[Entries from a dataset of interfaces]
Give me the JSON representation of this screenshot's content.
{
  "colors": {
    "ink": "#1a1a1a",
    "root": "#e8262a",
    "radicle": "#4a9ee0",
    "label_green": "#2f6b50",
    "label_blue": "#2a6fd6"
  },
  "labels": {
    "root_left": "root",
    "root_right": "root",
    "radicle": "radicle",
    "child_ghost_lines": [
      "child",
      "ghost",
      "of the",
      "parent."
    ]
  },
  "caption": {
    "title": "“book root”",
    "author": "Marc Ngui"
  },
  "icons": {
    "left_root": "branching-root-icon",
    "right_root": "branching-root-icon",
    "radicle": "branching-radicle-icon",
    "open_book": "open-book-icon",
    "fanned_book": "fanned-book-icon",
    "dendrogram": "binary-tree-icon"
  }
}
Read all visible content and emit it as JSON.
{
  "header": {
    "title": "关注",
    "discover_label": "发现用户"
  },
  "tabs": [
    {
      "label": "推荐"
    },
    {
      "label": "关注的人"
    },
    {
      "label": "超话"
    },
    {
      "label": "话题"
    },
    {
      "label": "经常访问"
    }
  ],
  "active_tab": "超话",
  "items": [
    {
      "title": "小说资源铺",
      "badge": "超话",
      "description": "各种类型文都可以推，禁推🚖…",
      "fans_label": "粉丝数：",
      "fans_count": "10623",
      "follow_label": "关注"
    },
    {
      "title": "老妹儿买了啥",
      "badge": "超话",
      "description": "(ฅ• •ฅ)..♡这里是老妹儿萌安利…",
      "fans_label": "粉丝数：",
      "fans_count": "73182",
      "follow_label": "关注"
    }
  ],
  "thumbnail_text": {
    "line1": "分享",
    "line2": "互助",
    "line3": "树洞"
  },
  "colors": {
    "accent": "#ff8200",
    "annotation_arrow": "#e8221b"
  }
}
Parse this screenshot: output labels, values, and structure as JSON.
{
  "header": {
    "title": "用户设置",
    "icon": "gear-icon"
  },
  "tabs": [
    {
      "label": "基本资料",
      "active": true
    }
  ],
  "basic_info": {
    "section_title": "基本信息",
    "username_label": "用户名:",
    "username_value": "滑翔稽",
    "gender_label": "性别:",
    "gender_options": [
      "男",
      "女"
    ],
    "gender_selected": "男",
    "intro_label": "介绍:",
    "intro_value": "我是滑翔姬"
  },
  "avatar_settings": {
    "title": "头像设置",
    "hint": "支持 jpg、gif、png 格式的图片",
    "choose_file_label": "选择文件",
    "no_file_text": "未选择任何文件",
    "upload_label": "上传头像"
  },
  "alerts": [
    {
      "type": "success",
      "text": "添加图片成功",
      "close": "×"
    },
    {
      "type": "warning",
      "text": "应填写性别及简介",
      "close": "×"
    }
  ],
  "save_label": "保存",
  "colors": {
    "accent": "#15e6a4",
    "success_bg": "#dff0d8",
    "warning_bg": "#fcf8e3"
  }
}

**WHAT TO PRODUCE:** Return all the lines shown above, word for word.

**WRITTEN SOLUTION:**
Give me the JSON representation of this screenshot's content.
{
  "colors": {
    "ink": "#1a1a1a",
    "root": "#e8262a",
    "radicle": "#4a9ee0",
    "label_green": "#2f6b50",
    "label_blue": "#2a6fd6"
  },
  "labels": {
    "root_left": "root",
    "root_right": "root",
    "radicle": "radicle",
    "child_ghost_lines": [
      "child",
      "ghost",
      "of the",
      "parent."
    ]
  },
  "caption": {
    "title": "“book root”",
    "author": "Marc Ngui"
  },
  "icons": {
    "left_root": "branching-root-icon",
    "right_root": "branching-root-icon",
    "radicle": "branching-radicle-icon",
    "open_book": "open-book-icon",
    "fanned_book": "fanned-book-icon",
    "dendrogram": "binary-tree-icon"
  }
}
Read all visible content and emit it as JSON.
{
  "header": {
    "title": "关注",
    "discover_label": "发现用户"
  },
  "tabs": [
    {
      "label": "推荐"
    },
    {
      "label": "关注的人"
    },
    {
      "label": "超话"
    },
    {
      "label": "话题"
    },
    {
      "label": "经常访问"
    }
  ],
  "active_tab": "超话",
  "items": [
    {
      "title": "小说资源铺",
      "badge": "超话",
      "description": "各种类型文都可以推，禁推🚖…",
      "fans_label": "粉丝数：",
      "fans_count": "10623",
      "follow_label": "关注"
    },
    {
      "title": "老妹儿买了啥",
      "badge": "超话",
      "description": "(ฅ• •ฅ)..♡这里是老妹儿萌安利…",
      "fans_label": "粉丝数：",
      "fans_count": "73182",
      "follow_label": "关注"
    }
  ],
  "thumbnail_text": {
    "line1": "分享",
    "line2": "互助",
    "line3": "树洞"
  },
  "colors": {
    "accent": "#ff8200",
    "annotation_arrow": "#e8221b"
  }
}
Parse this screenshot: output labels, values, and structure as JSON.
{
  "header": {
    "title": "用户设置",
    "icon": "gear-icon"
  },
  "tabs": [
    {
      "label": "基本资料",
      "active": true
    }
  ],
  "basic_info": {
    "section_title": "基本信息",
    "username_label": "用户名:",
    "username_value": "滑翔稽",
    "gender_label": "性别:",
    "gender_options": [
      "男",
      "女"
    ],
    "gender_selected": "男",
    "intro_label": "介绍:",
    "intro_value": "我是滑翔姬"
  },
  "avatar_settings": {
    "title": "头像设置",
    "hint": "支持 jpg、gif、png 格式的图片",
    "choose_file_label": "选择文件",
    "no_file_text": "未选择任何文件",
    "upload_label": "上传头像"
  },
  "alerts": [
    {
      "type": "success",
      "text": "添加图片成功",
      "close": "×"
    },
    {
      "type": "warning",
      "text": "应填写性别及简介",
      "close": "×"
    }
  ],
  "save_label": "保存",
  "colors": {
    "accent": "#15e6a4",
    "success_bg": "#dff0d8",
    "warning_bg": "#fcf8e3"
  }
}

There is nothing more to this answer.